● MATERIAL FOR THE TASK:
[Start of Attachment]

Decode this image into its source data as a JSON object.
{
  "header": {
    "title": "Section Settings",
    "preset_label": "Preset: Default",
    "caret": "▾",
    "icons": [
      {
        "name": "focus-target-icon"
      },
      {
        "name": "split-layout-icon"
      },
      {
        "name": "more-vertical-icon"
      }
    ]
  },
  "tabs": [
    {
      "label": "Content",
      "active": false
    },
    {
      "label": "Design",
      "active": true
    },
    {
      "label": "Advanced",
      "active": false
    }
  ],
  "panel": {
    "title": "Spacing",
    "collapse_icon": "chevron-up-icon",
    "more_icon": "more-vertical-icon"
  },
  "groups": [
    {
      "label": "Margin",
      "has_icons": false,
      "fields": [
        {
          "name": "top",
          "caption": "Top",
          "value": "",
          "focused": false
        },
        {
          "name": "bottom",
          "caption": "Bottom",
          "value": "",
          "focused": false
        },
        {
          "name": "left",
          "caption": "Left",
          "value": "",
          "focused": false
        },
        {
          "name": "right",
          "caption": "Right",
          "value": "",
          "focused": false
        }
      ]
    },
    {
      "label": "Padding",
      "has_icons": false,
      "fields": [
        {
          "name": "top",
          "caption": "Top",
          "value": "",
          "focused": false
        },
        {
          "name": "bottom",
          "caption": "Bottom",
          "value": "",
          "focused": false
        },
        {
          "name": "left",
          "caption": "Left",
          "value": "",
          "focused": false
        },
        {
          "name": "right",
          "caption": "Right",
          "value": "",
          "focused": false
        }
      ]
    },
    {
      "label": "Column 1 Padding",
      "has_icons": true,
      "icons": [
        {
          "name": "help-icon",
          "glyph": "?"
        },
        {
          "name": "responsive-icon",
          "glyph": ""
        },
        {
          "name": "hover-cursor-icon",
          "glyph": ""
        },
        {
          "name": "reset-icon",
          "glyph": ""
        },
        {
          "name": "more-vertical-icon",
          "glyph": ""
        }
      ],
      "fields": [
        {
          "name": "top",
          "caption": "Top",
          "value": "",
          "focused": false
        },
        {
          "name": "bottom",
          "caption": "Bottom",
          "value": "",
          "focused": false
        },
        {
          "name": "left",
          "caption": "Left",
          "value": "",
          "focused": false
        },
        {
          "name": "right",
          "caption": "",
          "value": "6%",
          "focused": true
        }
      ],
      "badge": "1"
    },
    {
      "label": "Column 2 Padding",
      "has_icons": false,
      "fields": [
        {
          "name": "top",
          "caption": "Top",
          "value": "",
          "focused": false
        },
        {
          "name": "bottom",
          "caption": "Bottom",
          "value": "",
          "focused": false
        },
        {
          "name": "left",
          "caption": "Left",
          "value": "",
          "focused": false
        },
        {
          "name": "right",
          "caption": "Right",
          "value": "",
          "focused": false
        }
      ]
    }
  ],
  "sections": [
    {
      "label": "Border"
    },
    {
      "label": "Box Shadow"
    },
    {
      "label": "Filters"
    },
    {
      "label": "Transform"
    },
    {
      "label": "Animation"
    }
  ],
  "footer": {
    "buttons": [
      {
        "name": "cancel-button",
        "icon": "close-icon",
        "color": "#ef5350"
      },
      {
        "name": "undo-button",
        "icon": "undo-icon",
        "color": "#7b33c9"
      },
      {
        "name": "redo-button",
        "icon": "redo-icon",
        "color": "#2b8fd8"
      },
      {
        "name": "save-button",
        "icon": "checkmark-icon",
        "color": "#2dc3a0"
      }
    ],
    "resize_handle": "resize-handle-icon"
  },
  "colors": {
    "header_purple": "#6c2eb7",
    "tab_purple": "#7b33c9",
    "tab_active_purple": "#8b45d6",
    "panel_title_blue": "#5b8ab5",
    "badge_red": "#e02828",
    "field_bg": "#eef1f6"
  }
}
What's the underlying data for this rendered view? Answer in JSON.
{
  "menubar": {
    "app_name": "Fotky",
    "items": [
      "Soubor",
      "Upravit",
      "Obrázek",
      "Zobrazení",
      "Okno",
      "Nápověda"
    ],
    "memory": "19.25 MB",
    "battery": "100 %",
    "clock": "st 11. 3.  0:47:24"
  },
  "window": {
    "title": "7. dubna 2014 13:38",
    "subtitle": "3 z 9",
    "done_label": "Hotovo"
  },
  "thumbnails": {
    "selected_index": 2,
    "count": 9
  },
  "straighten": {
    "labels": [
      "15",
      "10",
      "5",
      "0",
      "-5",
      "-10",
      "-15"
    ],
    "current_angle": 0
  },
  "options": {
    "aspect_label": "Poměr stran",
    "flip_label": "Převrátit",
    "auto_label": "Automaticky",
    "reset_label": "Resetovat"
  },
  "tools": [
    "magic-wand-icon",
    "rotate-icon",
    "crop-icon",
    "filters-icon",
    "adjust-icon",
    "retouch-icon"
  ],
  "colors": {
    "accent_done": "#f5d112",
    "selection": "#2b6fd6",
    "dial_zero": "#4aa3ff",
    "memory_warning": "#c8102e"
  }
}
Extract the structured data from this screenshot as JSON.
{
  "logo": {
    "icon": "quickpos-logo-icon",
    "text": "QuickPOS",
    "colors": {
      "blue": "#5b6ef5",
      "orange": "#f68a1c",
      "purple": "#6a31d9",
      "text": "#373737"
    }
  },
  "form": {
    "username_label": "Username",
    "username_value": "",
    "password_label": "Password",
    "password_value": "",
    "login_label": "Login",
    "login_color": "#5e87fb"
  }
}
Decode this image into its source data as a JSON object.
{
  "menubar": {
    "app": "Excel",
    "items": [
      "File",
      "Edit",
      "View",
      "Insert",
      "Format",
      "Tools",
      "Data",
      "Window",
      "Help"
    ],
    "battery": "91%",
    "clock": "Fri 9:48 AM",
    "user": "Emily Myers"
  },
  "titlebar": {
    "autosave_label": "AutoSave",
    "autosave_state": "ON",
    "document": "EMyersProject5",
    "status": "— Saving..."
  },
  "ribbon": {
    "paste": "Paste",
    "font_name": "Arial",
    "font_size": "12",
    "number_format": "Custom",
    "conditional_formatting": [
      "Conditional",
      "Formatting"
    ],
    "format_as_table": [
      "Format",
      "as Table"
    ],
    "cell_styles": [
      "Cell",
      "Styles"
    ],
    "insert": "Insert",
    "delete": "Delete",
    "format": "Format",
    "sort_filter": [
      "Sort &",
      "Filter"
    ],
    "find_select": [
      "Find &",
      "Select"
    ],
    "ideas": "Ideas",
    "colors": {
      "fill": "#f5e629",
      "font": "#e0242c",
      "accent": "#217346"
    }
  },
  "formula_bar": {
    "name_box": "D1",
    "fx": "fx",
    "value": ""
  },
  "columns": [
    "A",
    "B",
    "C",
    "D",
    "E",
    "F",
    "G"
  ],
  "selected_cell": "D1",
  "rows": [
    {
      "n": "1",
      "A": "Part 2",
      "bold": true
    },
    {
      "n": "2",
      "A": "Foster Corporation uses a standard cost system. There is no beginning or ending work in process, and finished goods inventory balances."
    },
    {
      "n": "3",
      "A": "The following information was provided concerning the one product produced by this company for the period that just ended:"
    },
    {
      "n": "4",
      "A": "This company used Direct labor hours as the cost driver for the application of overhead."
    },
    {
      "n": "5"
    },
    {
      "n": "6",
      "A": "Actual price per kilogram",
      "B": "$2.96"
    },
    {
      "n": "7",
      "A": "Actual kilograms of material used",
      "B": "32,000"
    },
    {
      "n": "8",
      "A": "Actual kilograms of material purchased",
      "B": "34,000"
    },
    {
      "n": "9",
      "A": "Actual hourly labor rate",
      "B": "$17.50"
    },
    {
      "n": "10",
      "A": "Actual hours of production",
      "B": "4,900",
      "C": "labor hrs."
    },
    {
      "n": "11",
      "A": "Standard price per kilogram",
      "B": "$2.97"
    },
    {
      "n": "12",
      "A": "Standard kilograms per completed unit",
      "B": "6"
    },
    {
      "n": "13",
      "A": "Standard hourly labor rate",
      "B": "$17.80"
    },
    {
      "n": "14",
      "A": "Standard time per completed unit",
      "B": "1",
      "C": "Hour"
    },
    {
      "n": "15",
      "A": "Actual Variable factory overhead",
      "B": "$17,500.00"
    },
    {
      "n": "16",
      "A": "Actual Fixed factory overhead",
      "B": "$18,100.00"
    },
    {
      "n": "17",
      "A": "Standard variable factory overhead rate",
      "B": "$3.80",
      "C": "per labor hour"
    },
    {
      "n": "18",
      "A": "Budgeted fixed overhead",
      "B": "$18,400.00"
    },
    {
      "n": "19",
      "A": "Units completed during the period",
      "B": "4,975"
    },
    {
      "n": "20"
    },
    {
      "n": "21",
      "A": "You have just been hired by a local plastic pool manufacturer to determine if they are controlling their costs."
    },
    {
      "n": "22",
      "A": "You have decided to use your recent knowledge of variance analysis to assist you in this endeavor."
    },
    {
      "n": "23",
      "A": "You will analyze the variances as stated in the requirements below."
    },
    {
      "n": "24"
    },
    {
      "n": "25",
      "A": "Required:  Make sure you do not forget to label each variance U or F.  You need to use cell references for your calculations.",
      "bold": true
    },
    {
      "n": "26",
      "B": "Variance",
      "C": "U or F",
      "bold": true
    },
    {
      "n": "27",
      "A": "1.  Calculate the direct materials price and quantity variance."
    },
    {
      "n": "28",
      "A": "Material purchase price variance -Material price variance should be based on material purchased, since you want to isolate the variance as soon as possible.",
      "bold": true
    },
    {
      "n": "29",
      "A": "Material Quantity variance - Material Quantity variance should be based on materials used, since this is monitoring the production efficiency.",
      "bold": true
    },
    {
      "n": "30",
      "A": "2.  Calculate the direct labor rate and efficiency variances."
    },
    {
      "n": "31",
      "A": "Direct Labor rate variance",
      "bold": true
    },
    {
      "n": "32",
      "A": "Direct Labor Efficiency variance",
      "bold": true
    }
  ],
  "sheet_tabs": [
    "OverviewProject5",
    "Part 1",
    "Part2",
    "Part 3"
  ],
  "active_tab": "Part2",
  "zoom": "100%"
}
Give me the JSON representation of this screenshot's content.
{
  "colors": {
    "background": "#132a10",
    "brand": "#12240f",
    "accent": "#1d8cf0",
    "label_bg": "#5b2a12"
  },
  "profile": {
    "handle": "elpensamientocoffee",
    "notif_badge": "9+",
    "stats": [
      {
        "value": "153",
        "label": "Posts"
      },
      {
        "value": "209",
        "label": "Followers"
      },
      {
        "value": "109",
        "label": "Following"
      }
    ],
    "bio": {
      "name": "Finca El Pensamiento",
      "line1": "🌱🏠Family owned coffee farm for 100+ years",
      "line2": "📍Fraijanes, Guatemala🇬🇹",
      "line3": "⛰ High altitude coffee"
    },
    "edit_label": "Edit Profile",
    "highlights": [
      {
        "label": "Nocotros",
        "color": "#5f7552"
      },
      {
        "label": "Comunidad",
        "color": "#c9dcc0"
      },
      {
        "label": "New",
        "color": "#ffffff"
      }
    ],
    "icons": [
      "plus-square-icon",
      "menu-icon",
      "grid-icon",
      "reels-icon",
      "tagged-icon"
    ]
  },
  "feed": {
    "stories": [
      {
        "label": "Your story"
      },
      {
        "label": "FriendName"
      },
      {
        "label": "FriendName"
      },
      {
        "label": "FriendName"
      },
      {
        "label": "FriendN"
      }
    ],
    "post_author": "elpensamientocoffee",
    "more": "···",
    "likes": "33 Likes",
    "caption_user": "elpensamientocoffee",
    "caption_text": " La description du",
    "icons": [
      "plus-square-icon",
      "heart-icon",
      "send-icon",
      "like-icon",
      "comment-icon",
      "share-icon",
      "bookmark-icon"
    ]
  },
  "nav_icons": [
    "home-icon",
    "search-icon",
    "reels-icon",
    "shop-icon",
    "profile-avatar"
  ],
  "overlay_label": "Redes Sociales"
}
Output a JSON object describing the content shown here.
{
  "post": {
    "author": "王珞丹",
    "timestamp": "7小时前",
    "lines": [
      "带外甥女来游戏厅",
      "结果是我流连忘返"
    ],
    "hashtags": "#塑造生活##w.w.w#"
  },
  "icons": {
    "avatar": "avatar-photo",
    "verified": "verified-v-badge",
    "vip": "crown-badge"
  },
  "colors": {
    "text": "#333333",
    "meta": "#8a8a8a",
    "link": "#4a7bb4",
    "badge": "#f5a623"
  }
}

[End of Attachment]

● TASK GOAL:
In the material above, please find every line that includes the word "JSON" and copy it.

● RESPONSE AREA:
Decode this image into its source data as a JSON object.
What's the underlying data for this rendered view? Answer in JSON.
Extract the structured data from this screenshot as JSON.
Decode this image into its source data as a JSON object.
Give me the JSON representation of this screenshot's content.
Output a JSON object describing the content shown here.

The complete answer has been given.